[RECORDS SUPPLIED — start]

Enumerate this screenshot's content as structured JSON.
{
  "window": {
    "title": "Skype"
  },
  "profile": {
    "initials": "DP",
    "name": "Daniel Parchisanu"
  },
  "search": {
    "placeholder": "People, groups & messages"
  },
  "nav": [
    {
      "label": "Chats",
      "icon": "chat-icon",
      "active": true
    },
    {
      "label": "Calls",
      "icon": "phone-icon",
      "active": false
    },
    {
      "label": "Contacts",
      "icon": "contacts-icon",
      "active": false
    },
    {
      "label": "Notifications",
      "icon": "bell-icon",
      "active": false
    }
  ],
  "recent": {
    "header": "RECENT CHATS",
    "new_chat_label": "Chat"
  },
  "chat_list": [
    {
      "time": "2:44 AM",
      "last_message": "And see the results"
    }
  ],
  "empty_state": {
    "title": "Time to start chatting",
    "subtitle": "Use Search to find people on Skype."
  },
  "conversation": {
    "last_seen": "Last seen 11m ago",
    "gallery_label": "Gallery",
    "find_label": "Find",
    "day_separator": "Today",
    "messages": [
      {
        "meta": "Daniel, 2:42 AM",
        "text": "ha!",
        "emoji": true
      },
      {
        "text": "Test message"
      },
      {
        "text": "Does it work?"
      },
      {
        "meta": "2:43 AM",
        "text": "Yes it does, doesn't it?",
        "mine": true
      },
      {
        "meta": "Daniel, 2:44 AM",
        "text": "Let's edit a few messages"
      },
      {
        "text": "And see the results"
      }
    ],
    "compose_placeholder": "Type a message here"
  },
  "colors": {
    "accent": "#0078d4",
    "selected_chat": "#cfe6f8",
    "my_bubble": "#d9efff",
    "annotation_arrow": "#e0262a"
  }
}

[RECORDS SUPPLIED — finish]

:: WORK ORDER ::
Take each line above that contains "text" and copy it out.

:: ANSWER FOR THIS EXERCISE ::
        "text": "ha!",
        "text": "Test message"
        "text": "Does it work?"
        "text": "Yes it does, doesn't it?",
        "text": "Let's edit a few messages"
        "text": "And see the results"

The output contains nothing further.